WHAT YOU WILL DO. Copy out the full data exactly as given; pictures should not be included.

App and web page records
== Segment start ==

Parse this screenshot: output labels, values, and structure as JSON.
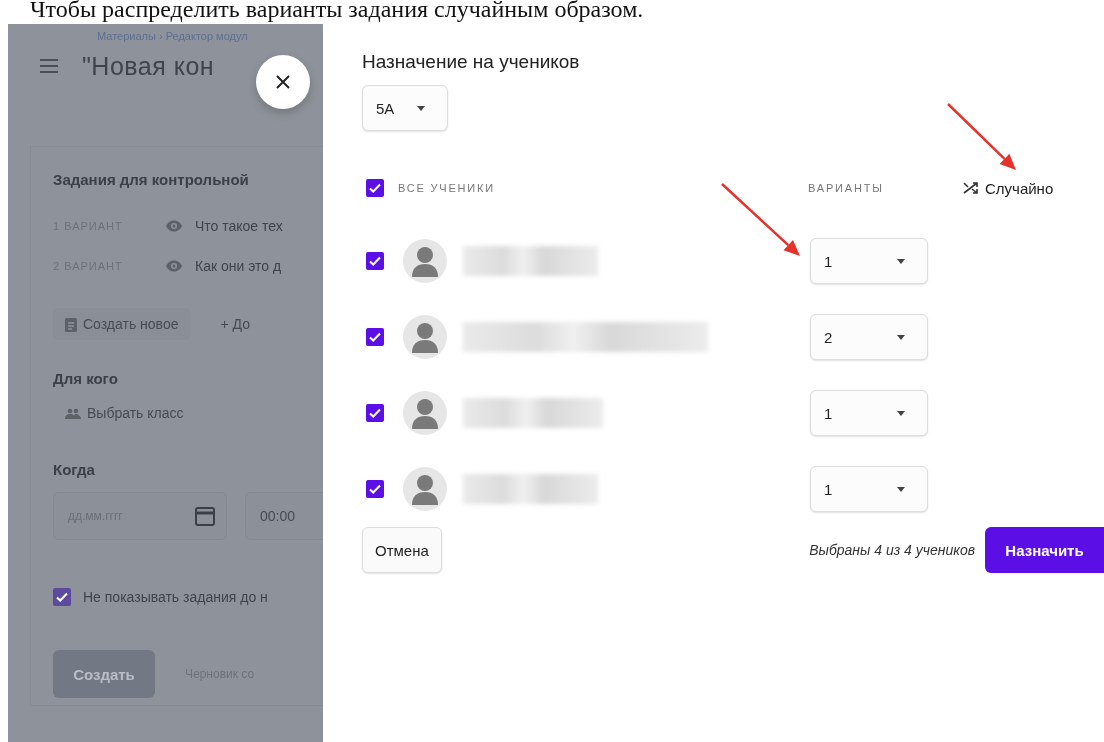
{
  "caption": "Чтобы распределить варианты задания случайным образом.",
  "background_page": {
    "breadcrumb": "Материалы › Редактор модул",
    "title": "\"Новая кон",
    "tasks_heading": "Задания для контрольной",
    "variants": [
      {
        "label": "1 ВАРИАНТ",
        "task": "Что такое тех"
      },
      {
        "label": "2 ВАРИАНТ",
        "task": "Как они это д"
      }
    ],
    "create_new": "Создать новое",
    "add": "+ До",
    "for_whom_heading": "Для кого",
    "choose_class": "Выбрать класс",
    "when_heading": "Когда",
    "date_placeholder": "дд.мм.гггг",
    "time_value": "00:00",
    "hide_tasks": {
      "label": "Не показывать задания до н",
      "checked": true
    },
    "create_button": {
      "label": "Создать",
      "disabled": true
    },
    "draft_status": "Черновик со"
  },
  "modal": {
    "title": "Назначение на учеников",
    "class_select": "5А",
    "select_all": {
      "label": "ВСЕ УЧЕНИКИ",
      "checked": true
    },
    "variants_heading": "ВАРИАНТЫ",
    "random_button": "Случайно",
    "random_button_arrow": true,
    "students": [
      {
        "checked": true,
        "variant": "1",
        "variant_arrow": true
      },
      {
        "checked": true,
        "variant": "2",
        "variant_arrow": false
      },
      {
        "checked": true,
        "variant": "1",
        "variant_arrow": false
      },
      {
        "checked": true,
        "variant": "1",
        "variant_arrow": false
      }
    ],
    "cancel_button": "Отмена",
    "selection_summary": "Выбраны 4 из 4 учеников",
    "assign_button": "Назначить"
  }
}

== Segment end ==

SOLUTION FOR THIS TASK.
Parse this screenshot: output labels, values, and structure as JSON.
{
  "caption": "Чтобы распределить варианты задания случайным образом.",
  "background_page": {
    "breadcrumb": "Материалы › Редактор модул",
    "title": "\"Новая кон",
    "tasks_heading": "Задания для контрольной",
    "variants": [
      {
        "label": "1 ВАРИАНТ",
        "task": "Что такое тех"
      },
      {
        "label": "2 ВАРИАНТ",
        "task": "Как они это д"
      }
    ],
    "create_new": "Создать новое",
    "add": "+ До",
    "for_whom_heading": "Для кого",
    "choose_class": "Выбрать класс",
    "when_heading": "Когда",
    "date_placeholder": "дд.мм.гггг",
    "time_value": "00:00",
    "hide_tasks": {
      "label": "Не показывать задания до н",
      "checked": true
    },
    "create_button": {
      "label": "Создать",
      "disabled": true
    },
    "draft_status": "Черновик со"
  },
  "modal": {
    "title": "Назначение на учеников",
    "class_select": "5А",
    "select_all": {
      "label": "ВСЕ УЧЕНИКИ",
      "checked": true
    },
    "variants_heading": "ВАРИАНТЫ",
    "random_button": "Случайно",
    "random_button_arrow": true,
    "students": [
      {
        "checked": true,
        "variant": "1",
        "variant_arrow": true
      },
      {
        "checked": true,
        "variant": "2",
        "variant_arrow": false
      },
      {
        "checked": true,
        "variant": "1",
        "variant_arrow": false
      },
      {
        "checked": true,
        "variant": "1",
        "variant_arrow": false
      }
    ],
    "cancel_button": "Отмена",
    "selection_summary": "Выбраны 4 из 4 учеников",
    "assign_button": "Назначить"
  }
}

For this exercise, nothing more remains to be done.